To do — As the answer, give a copy of each line below that includes the word "icon".

(Page and application data records)
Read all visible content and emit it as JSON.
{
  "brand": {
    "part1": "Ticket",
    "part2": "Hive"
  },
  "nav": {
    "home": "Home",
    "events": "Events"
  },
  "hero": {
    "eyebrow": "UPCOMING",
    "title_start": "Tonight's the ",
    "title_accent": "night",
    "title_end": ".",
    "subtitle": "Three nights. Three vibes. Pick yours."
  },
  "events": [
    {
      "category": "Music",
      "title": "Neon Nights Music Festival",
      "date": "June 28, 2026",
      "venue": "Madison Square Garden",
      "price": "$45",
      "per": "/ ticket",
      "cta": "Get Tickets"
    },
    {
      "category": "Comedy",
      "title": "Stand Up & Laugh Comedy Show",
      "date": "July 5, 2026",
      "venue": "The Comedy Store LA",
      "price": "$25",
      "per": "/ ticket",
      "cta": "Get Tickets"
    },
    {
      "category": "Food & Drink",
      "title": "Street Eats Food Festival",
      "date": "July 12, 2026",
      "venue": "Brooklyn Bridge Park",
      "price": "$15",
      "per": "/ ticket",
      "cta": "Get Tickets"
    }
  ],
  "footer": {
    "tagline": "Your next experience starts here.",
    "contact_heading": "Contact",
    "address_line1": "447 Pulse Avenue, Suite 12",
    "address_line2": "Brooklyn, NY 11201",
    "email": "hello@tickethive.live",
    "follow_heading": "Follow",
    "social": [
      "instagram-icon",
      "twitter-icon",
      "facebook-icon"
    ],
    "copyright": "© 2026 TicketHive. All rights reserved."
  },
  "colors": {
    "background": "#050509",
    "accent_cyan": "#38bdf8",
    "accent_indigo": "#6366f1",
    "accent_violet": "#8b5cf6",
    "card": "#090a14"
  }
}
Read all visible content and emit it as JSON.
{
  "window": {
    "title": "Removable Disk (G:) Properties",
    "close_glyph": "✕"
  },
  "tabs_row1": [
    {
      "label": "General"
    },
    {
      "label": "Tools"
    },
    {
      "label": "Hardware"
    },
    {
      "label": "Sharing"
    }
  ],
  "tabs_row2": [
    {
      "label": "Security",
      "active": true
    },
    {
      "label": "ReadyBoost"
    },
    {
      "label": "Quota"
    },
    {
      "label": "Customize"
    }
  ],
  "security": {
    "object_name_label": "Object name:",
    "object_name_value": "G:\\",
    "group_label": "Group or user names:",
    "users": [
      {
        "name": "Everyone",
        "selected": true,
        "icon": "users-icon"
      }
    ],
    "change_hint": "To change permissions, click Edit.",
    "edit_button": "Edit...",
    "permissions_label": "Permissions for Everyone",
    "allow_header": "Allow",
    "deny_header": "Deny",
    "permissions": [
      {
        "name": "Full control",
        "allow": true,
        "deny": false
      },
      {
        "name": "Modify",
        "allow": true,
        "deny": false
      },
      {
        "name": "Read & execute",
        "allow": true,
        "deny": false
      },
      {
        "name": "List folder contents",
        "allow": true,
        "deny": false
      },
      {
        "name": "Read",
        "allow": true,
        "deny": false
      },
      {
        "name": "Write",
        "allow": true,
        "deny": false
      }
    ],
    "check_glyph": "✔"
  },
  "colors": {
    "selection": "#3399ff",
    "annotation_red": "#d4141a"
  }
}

Output for this exercise —
      "instagram-icon",
      "twitter-icon",
      "facebook-icon"
        "icon": "users-icon"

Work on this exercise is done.